Tuesday, January 30, 2018

Farewell to a brave ship

Farewell to a lovely steam ship, and a great seafaring dream! The eccentric voyages of the RMS St Helena - not really a steam ship, of course - will end when the last voyage arrives in the island of St Helena, en route from Cape Town, in the middle of February.
The ship is named after the island famous for the imprisonment of Napoleon and where he died, perhaps murdered. The island, though, has a greater right to fame thanks - among other attributes - to the breath-taking views of the heavens it offers.
As I tell in Sailing to Purgatory, I called at the island at almost the end of my very last ocean voyage. 'I radio’d the St Helena authorities to give my ETA and came up into the cockpit on a wonderfully clear evening to enjoy a rare sky event.

Wonders of Space

'It seemed a fantastic way to end my final voyage. With a view right into the heavens, I watched Venus and Jupiter merge in conjunction, seeming to dance with each other.
'Your narrator nearly strained his even older neck enjoying the wonders of Space from these latitudes.
'St Helena has been a major location for astronomy since the 1760s, of course, hosting such celestial notables as Neville Maskelyne, Edmund Halley, and Admiral Duperry. Now I understood why.'
The retiring ship carried my yacht on a glorious voyage down to Cape Town, even though going south is certainly against the elements, mostly the South-East Trades.
The ship helped out on another voyage, too. I was adrift for 30 days after being turned over in a mad-cap open boat voyage record attempt. The only provisions that survived the capsize were nuts and raisins and a collection of small fruit juice packets. The RMS St Helena took Homeward Bound 2 back to Cape Town, and treated her solo sailor to a very different diet.

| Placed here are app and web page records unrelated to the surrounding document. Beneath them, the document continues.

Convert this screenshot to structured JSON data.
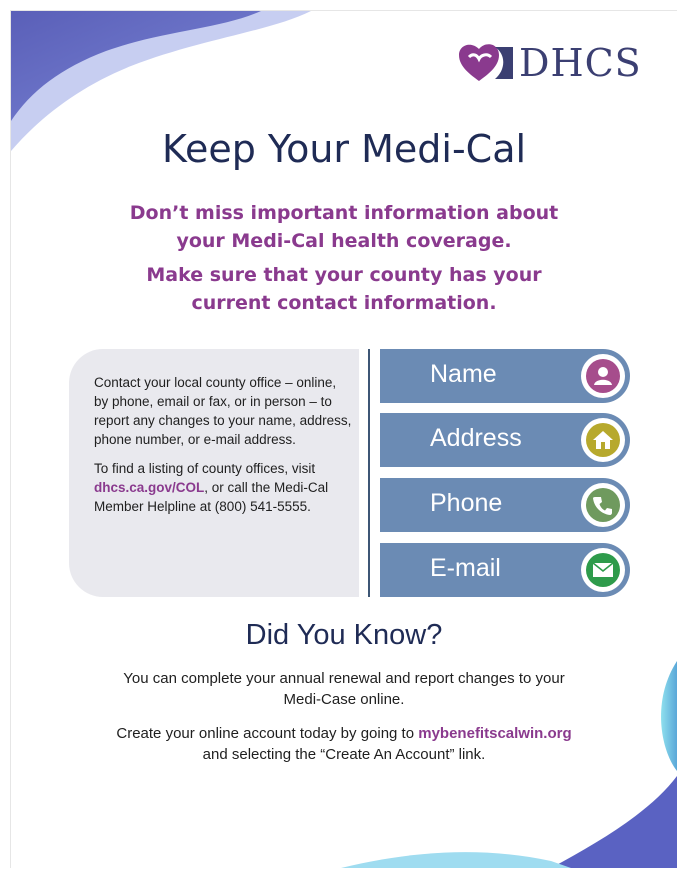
{
  "logo": {
    "text": "DHCS"
  },
  "title": "Keep Your Medi-Cal",
  "subtitle_1": "Don’t miss important information about your Medi-Cal health coverage.",
  "subtitle_2": "Make sure that your county has your current contact information.",
  "contact": {
    "paragraph_1": "Contact your local county office – online, by phone, email or fax, or in person – to report any changes to your name, address, phone number, or e-mail address.",
    "paragraph_2_before": "To find a listing of county offices, visit ",
    "paragraph_2_link": "dhcs.ca.gov/COL",
    "paragraph_2_after": ", or call the Medi-Cal Member Helpline at (800) 541-5555."
  },
  "fields": [
    {
      "label": "Name",
      "icon": "person-icon",
      "color": "#a64d8c"
    },
    {
      "label": "Address",
      "icon": "home-icon",
      "color": "#b7a92d"
    },
    {
      "label": "Phone",
      "icon": "phone-icon",
      "color": "#6f9a5e"
    },
    {
      "label": "E-mail",
      "icon": "envelope-icon",
      "color": "#2e9b4b"
    }
  ],
  "did_you_know": {
    "title": "Did You Know?",
    "text_1": "You can complete your annual renewal and report changes to your Medi-Case online.",
    "text_2_before": "Create your online account today by going to ",
    "text_2_link": "mybenefitscalwin.org",
    "text_2_after": " and selecting the “Create An Account” link."
  },
  "colors": {
    "title": "#1f2b55",
    "accent": "#8a3a8e",
    "field": "#6b8bb4"
  }
}
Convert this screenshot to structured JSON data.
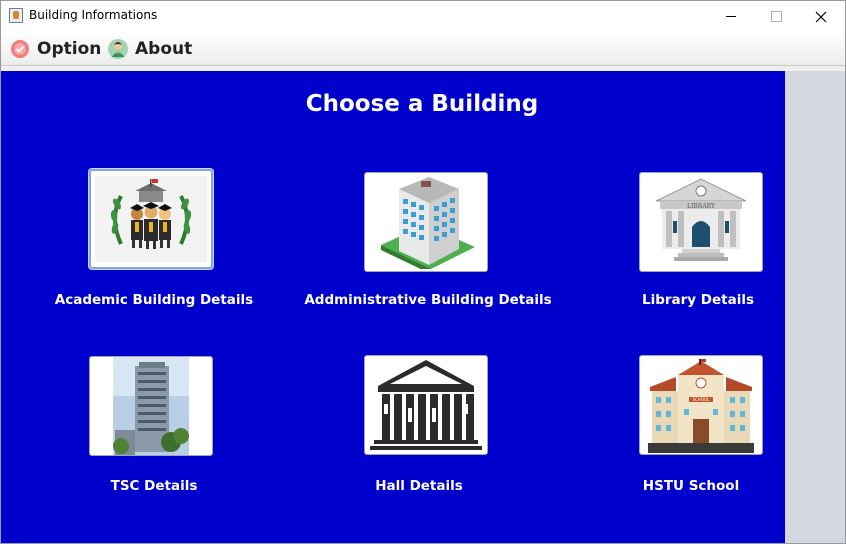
{
  "window": {
    "title": "Building Informations",
    "controls": [
      "minimize",
      "maximize",
      "close"
    ]
  },
  "menu": {
    "items": [
      {
        "label": "Option",
        "icon": "badge-check-icon"
      },
      {
        "label": "About",
        "icon": "person-avatar-icon"
      }
    ]
  },
  "main": {
    "heading": "Choose a Building",
    "buildings": [
      {
        "label": "Academic Building Details",
        "icon": "graduates-laurel-icon",
        "selected": true
      },
      {
        "label": "Addministrative Building Details",
        "icon": "office-tower-icon"
      },
      {
        "label": "Library Details",
        "icon": "library-building-icon"
      },
      {
        "label": "TSC Details",
        "icon": "high-rise-photo-icon"
      },
      {
        "label": "Hall Details",
        "icon": "columned-hall-icon"
      },
      {
        "label": "HSTU School",
        "icon": "school-building-icon"
      }
    ]
  },
  "colors": {
    "content_bg": "#0000cd",
    "side_panel": "#d4d7e0",
    "text": "#ffffff"
  }
}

Long way from anywhere

A £285 million airport has been built on the mountainous island, thanks to the generosity of UK taxpayers.
However, this is no simple airport. The island notoriously fierce winds will require great skill from pilots. And as far as I can discover, there simply is no alternative airport for emergencies. Well, not surprising for St Helena is a very long way from anywhere.  Continues on the blogs for my sailing adventure story, Sailing to Purgatory, at SailingToPurgatory.com

Saturday, January 27, 2018

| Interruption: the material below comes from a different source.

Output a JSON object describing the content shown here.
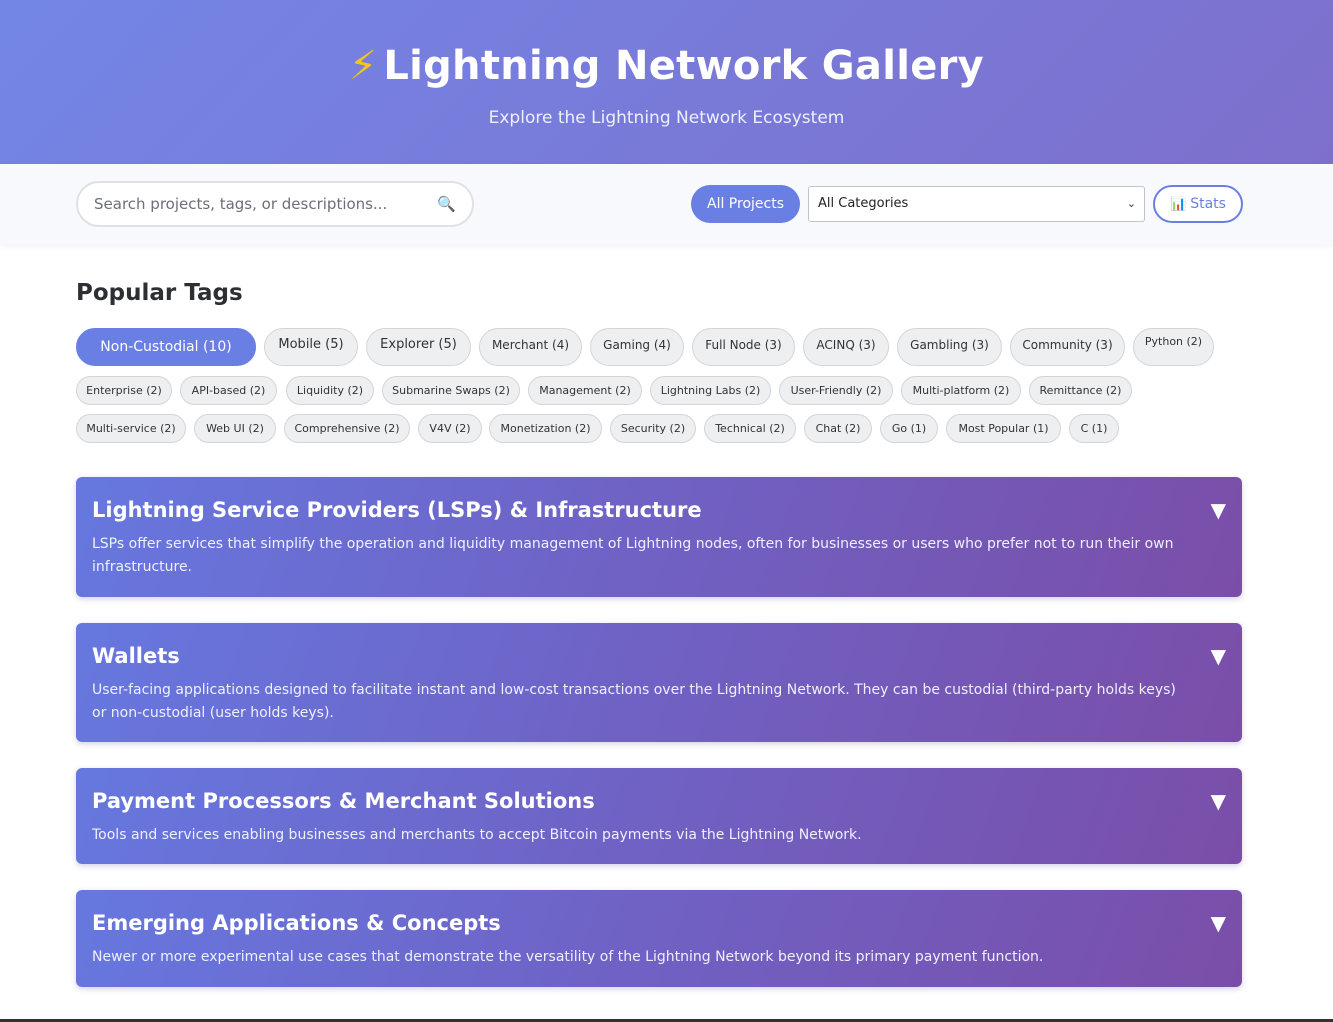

Waste not want not must have been one of the first lessons life had for me. I arrived into a world of destruction and rationing. When parents weren’t trying to shoot strangers out of the sky, they were trying to feed a very young family on very little, because very little is what people were paid in the war years.
What we learn in toddlerhood seldom leaves us - look at religion, of course - so it’s probably only natural that when I leave a room, I turn off the light, and always have.
Perhaps it’s not so important these days because life is very different now. Most Britons don’t have to count the pennies, as another curious expression from those days went.
As readers of Sailing Purgatory know, a crooked justice system stole my property and life-savings.


So if it’s not to be survival on the streets, parsimonious behaviour is vital.
When electricity suppliers began offering smart meters, gadgets that tell you what you’re being charged for power, you can be sure I said, ‘Yes, please.’
A good fellow arrived at the abode today and within an hour a smart meter let me in on exactly what the price is for any and every minute of the day. There’s no charge for the service, and no change to the rate I pay.
The advantage is that future bills won’t be any surprise, and that I have the choice to keep them low.
The highly skilled engineer who made a really professional job of installing the equipment is Southern-Electric’s Geoff Watson.

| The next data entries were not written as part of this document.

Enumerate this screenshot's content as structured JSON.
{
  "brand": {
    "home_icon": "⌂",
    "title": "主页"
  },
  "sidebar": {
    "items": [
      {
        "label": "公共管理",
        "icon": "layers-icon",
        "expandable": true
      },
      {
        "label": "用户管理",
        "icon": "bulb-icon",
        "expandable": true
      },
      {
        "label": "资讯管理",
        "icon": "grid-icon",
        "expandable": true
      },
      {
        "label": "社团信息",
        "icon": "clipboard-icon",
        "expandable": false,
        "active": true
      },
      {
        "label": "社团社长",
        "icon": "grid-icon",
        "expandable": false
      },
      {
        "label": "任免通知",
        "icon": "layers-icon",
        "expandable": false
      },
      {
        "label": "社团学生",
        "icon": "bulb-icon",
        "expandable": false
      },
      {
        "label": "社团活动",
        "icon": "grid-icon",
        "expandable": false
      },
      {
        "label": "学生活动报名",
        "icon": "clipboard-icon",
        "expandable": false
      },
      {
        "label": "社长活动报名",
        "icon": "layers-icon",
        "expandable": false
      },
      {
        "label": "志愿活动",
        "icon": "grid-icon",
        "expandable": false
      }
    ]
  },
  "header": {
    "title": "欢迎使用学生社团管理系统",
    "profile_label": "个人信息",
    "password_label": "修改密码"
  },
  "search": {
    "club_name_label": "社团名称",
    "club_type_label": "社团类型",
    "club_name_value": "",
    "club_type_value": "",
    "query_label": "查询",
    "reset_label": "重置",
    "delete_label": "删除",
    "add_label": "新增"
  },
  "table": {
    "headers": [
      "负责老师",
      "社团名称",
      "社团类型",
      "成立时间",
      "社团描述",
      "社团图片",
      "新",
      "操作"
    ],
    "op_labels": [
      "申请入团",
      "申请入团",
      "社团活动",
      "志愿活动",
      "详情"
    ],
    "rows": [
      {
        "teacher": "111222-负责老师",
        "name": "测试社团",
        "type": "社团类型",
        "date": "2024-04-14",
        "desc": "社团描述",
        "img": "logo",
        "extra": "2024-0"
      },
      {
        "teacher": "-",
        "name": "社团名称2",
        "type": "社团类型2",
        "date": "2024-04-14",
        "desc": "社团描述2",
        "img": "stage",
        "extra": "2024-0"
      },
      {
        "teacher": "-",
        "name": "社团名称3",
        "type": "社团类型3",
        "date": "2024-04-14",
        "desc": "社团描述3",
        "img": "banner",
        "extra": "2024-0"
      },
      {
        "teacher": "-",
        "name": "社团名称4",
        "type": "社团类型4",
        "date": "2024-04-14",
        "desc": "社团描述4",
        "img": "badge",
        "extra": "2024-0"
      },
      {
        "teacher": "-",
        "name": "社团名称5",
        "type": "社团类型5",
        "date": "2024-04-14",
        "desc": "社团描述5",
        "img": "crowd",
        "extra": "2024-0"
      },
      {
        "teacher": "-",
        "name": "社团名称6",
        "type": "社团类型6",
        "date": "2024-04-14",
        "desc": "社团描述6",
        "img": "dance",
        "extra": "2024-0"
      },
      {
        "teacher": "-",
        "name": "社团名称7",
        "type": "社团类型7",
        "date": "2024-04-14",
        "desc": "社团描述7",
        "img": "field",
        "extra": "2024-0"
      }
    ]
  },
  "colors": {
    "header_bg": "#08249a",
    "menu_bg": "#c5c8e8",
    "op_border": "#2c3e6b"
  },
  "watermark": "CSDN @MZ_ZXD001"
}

The meter soon showed that I constantly under-guess the price. Turn on the kitchen lights, and that’s 5p an hour, which is at least five times higher than I thought. Boil the kettle – the meter has risen to 15p.
Continues on the blogs for my sailing adventure story, Sailing to Purgatory, at SailingToPurgatory.com

Tuesday, January 23, 2018


 Cape Town is brimful of tourists, South African holidaymakers, and squatters by the thousands yet is about to run out of water. Water for drinking, cooking, washing – all water.
At last - at last!- the local council has asked the government to declare the severe drought a national disaster.
 ABC News reports that the Cape province premier, Helen Zille, has written to South Africa President Jacob Zuma to say that the drought has escalated from a threat to an imminent crisis.
That ‘imminent crisis’ affects over three million residents and the great army of tourists, holidaymakers and squatters … and the dear lady has written to Zuma. As the expression goes, it could only happen in Africa.

That postal service

That’s what the report states. She has written. If the letter goes by South Africa’s postal service, the not-wildly-revered leader is unlikely to see it, not this side of Easter, anyway.
And the intended recipient is the very Mr Zuma who is present so often in the news, but not normally in the most flattering way.
I’ve just been visiting that beautiful city, and only on arrival discovered that I had chosen the scene of a pending disaster. It’s true that there are polite notices at the airport and in public places to remind visitors to go easy on the water.
Continues on the blogs for my sailing adventure story, Sailing to Purgatory, at SailingToPurgatory.com